The sun is out, work is done for the day and you are ready to pound the pavement. Geared up and ready to go you charge out of your nice air conditioned office and immediately hit the wall.
Heat. Humidity. The sun that looked so lovely behind a window is scorching out on the road.
The heat of summer can throw seasoned athletes off their goals and it can kill the plans of rookies who kicked off their running season with New Year’s resolutions. Success in spring can seem far off in a sweltering August.
As the season carries on you want to help your body adapt, change some routines and take some preventative measures to ensure your body is working optimally – given the conditions.
Schedule and Route
- If you typically run after work, you are going to need to make a change. The coolest time of day is before sunrise – not everyone’s cup of
teacoffee. Switch up your routine to run as early or as late as possible. It there are no other options than squeezing in a lunchtime sprint than try to take a new route that offers plenty of shade.
- If you don’t like running with water ensure you know where the the water fountains are on your route.
- Something as simple as the breeze can make all the difference.
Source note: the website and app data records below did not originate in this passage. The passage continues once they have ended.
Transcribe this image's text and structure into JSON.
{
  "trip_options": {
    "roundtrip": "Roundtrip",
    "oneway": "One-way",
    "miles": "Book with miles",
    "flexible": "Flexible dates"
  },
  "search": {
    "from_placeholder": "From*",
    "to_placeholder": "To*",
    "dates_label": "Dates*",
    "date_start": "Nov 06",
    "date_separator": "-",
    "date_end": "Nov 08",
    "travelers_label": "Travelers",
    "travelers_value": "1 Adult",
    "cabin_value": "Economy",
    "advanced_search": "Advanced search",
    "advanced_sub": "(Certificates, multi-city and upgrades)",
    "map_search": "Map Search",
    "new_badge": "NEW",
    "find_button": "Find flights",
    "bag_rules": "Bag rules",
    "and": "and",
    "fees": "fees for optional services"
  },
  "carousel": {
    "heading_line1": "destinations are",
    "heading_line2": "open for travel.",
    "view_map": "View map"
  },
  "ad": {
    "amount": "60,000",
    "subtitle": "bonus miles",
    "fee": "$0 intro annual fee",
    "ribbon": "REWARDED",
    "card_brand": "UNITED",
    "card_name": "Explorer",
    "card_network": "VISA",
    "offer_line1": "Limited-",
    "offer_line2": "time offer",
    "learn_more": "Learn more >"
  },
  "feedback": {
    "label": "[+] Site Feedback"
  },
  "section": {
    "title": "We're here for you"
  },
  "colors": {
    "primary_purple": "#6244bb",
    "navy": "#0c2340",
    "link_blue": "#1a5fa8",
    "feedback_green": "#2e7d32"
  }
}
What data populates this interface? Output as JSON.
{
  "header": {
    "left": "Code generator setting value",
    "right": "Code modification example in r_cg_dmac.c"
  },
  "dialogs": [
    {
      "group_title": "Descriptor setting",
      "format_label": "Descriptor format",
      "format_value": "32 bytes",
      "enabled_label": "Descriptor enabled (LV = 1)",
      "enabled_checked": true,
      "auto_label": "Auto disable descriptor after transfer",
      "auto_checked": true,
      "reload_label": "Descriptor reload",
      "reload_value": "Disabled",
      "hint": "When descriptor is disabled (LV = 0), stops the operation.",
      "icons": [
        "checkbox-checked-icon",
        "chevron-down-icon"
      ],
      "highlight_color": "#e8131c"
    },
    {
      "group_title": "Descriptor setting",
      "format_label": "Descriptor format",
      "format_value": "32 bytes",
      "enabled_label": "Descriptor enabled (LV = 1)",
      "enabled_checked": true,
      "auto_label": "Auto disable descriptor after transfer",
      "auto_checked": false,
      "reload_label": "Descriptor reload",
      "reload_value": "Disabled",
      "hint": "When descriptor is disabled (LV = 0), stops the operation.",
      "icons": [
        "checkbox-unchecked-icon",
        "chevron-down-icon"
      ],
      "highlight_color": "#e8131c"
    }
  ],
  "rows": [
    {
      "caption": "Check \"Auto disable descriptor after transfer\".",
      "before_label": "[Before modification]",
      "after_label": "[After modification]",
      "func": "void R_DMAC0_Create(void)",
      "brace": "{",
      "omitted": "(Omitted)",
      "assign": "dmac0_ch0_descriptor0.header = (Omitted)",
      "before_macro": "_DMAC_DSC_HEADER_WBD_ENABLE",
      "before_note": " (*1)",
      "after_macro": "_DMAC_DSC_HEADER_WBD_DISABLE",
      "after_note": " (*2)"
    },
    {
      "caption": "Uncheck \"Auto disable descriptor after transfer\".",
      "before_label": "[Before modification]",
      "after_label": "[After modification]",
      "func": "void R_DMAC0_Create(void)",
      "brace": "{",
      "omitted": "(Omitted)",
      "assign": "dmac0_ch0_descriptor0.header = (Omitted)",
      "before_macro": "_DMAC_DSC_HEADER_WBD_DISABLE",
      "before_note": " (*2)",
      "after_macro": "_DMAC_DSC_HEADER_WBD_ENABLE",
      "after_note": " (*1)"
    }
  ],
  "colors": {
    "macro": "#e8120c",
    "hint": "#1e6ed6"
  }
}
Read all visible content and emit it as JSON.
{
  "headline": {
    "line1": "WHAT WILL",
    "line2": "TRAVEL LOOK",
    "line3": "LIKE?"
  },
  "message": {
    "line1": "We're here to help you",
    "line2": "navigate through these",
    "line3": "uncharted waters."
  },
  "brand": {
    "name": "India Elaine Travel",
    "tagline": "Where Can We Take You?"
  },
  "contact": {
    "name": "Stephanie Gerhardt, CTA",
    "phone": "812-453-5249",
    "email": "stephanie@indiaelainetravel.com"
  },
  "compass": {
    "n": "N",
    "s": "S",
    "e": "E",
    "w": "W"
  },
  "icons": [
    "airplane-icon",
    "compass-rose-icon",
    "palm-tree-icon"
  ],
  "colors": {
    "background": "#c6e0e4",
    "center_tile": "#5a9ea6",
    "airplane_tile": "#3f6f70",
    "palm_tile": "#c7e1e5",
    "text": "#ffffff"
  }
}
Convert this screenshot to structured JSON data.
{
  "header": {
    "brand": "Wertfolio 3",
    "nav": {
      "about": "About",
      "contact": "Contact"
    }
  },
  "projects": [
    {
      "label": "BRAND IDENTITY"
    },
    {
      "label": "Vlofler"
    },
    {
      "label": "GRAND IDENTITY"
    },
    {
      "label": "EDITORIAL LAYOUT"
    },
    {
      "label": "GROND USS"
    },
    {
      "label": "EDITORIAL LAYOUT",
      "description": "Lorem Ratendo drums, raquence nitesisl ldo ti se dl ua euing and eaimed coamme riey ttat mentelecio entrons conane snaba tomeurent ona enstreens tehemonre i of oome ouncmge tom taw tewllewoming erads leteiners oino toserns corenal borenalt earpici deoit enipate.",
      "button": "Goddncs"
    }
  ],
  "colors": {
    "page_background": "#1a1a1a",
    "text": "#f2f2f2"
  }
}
Run with the wind and take advantage of the headwind for cooling when you return and your body has heated up.
- If possible head to the forest or a park – the greenery will provide a cooling shade throughout your route.
- Pare down your clothing – to light-coloured, loose layers. Wicking microfiber and technical fabrics are good choices. Look for air vents and mesh to help your skin breathe. Look for fabrics like Sugoi’s arm coolers. They are made with Icefil which reacts with your sweat to cool your skin faster. They are also provide an SPF of 50. With similar cooling technology is the Sombrio Rise and Climb tank.
- With so much exposed skin, choose a sunscreen with a high SPF that is designed for sport. You don’t want that protection to sweat off mid-workout.
- Don’t forget your eyes: sunglasses. Choose a pair that is fog resistant, preferably polarized, and has good venting. Ryders offer some of the best lenses in the industry and frames that are street and sport ready.
- Your body simply can’t perform in extreme temperatures the way it does in the fall and spring. Slow your pace and pay attention to how your body feels. Don’t look at your speed – adjust your pace based on effort. It can take up to two weeks to adapt to hotter temperatures.
- Slowly increase speed and duration to return to your previous training levels. If the heat wave is long enough your body will adapt to sweat more, and reduce its core temperature and heart rate.
- When preparing for a race in heat and humidity plan to taper your training a bit earlier giving your body an extra couple of days of rest to prepare for the event.
With heat – automatically the mind turns to water. In heat and humidity we lose water so quickly and as it goes, so do some of our mineral levels. It is important to consider what you drink just as much as how often and when.
- Start by drinking a few cups of water before heading out. While training you want to drink 175-250 ml every 20-30 minutes. For ideal performance chose an electrolyte drink or add an electrolyte tablet to your water. For maximum performance choose one with the right amount of sodium for your body like Precision Hydration
- There are a number of options to carry your water. Evoc makes a great hip pack that comes with a 1.5L bladder and can handle up to 3L. If you prefer a vest, Nathan has one with two insulated flask pockets and a 1.5L bladder.
Running in the summer takes patience. With training, planning and a bit of pushing through, your body will adapt and excel. So, hit the road – even in the heat.